↓↓↓

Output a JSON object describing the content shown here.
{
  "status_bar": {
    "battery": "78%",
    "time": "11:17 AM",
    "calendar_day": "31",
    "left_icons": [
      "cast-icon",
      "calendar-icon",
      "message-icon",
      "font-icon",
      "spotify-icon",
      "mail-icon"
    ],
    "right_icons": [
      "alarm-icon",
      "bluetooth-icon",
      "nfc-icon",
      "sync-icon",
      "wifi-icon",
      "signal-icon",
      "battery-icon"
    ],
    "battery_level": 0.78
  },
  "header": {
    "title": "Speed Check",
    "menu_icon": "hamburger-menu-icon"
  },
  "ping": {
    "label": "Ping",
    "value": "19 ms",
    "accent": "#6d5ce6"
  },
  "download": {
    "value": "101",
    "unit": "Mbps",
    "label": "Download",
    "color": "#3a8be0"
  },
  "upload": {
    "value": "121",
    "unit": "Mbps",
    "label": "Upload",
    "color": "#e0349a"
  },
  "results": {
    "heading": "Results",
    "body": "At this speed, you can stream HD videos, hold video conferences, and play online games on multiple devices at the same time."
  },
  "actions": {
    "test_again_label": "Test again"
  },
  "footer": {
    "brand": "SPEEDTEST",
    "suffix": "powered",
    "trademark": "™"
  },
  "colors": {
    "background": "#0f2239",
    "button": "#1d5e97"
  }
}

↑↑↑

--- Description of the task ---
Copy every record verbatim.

--- Solution for this exercise ---
Output a JSON object describing the content shown here.
{
  "status_bar": {
    "battery": "78%",
    "time": "11:17 AM",
    "calendar_day": "31",
    "left_icons": [
      "cast-icon",
      "calendar-icon",
      "message-icon",
      "font-icon",
      "spotify-icon",
      "mail-icon"
    ],
    "right_icons": [
      "alarm-icon",
      "bluetooth-icon",
      "nfc-icon",
      "sync-icon",
      "wifi-icon",
      "signal-icon",
      "battery-icon"
    ],
    "battery_level": 0.78
  },
  "header": {
    "title": "Speed Check",
    "menu_icon": "hamburger-menu-icon"
  },
  "ping": {
    "label": "Ping",
    "value": "19 ms",
    "accent": "#6d5ce6"
  },
  "download": {
    "value": "101",
    "unit": "Mbps",
    "label": "Download",
    "color": "#3a8be0"
  },
  "upload": {
    "value": "121",
    "unit": "Mbps",
    "label": "Upload",
    "color": "#e0349a"
  },
  "results": {
    "heading": "Results",
    "body": "At this speed, you can stream HD videos, hold video conferences, and play online games on multiple devices at the same time."
  },
  "actions": {
    "test_again_label": "Test again"
  },
  "footer": {
    "brand": "SPEEDTEST",
    "suffix": "powered",
    "trademark": "™"
  },
  "colors": {
    "background": "#0f2239",
    "button": "#1d5e97"
  }
}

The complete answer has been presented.